Korea rose from the ashes of war on the backs of a handful of giants we know today as Samsung, Hyundai, LG and Daewoo. But their reach and influence grew too big. Team Park, for example, got caught shaking down Korea Inc. allegedly for about US$70 million, a scandal that put Samsung leader Lee Jae-yong in jail. Last month, Moon made a promising down payment with a contrarian corporate tax hike to 25 per cent from 22 per cent for Korea’s biggest companies. Much bolder action is needed, though. Moon must tighten anti-monopoly laws and increase enforcement efforts to level the playing field. Tax incentives and regulatory tweaks are needed to catalyse a startup boom. Moon’s team should tax conglomerates hording cash that can be better used to fatten paychecks and finance new industries.
It also should deepen safety nets to encourage greater risk-taking among entrepreneurs. The idea is to instil a survival of the fittest vibe. Getting Kim and Trump, two gorillas who live by their own sets of rules, to coexist is beyond Moon’s influence. But raising living standards for 50 million South Koreans would make the economy a more dominant species globally – and Moon’s tenure a roaring success.

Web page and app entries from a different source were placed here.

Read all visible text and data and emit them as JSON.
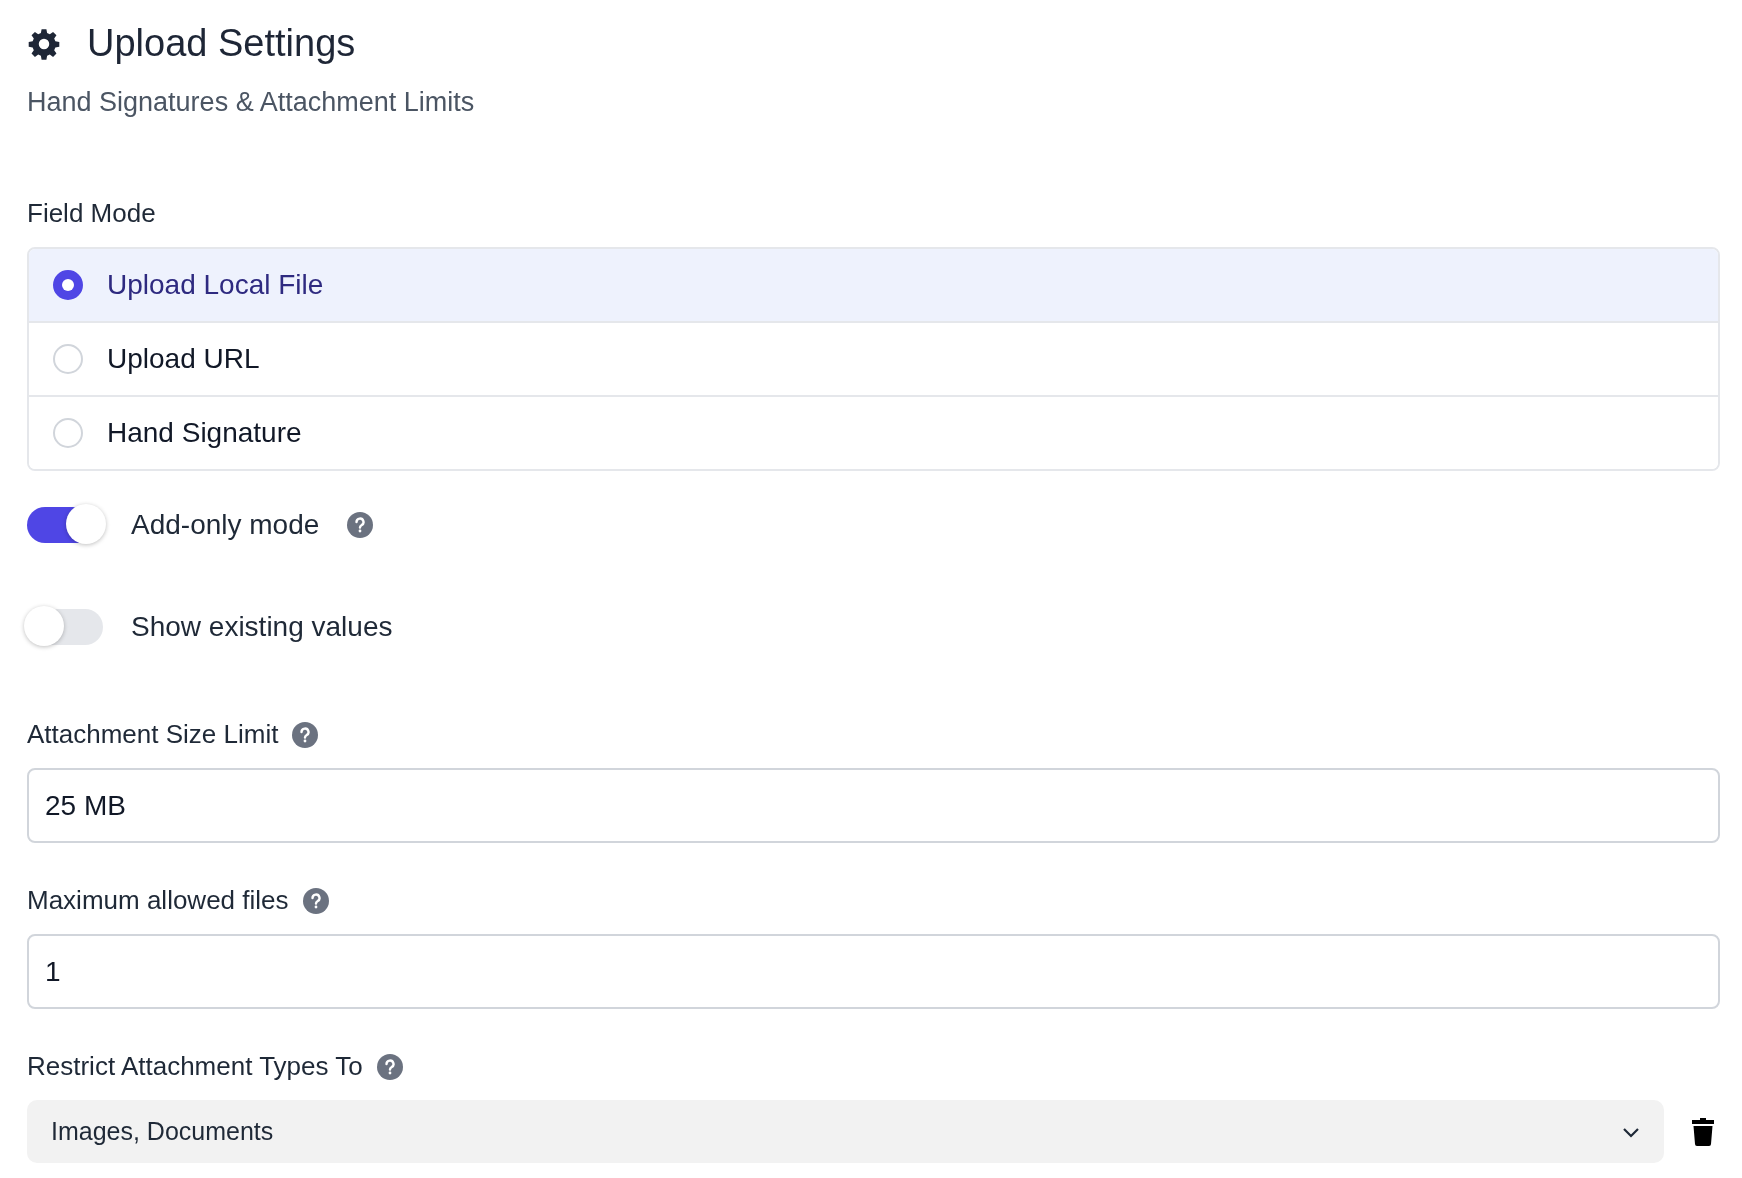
{
  "header": {
    "title": "Upload Settings",
    "subtitle": "Hand Signatures & Attachment Limits"
  },
  "field_mode": {
    "label": "Field Mode",
    "options": [
      {
        "label": "Upload Local File",
        "selected": true
      },
      {
        "label": "Upload URL",
        "selected": false
      },
      {
        "label": "Hand Signature",
        "selected": false
      }
    ]
  },
  "toggles": [
    {
      "label": "Add-only mode",
      "on": true,
      "help": true
    },
    {
      "label": "Show existing values",
      "on": false,
      "help": false
    }
  ],
  "fields": [
    {
      "label": "Attachment Size Limit",
      "value": "25 MB"
    },
    {
      "label": "Maximum allowed files",
      "value": "1"
    }
  ],
  "restrict": {
    "label": "Restrict Attachment Types To",
    "value": "Images, Documents"
  }
}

William Pesek is a Tokyo-based journalist and the author of Japanization: What the World Can Learn from Japan’s Lost Decades. Twitter: @williampesek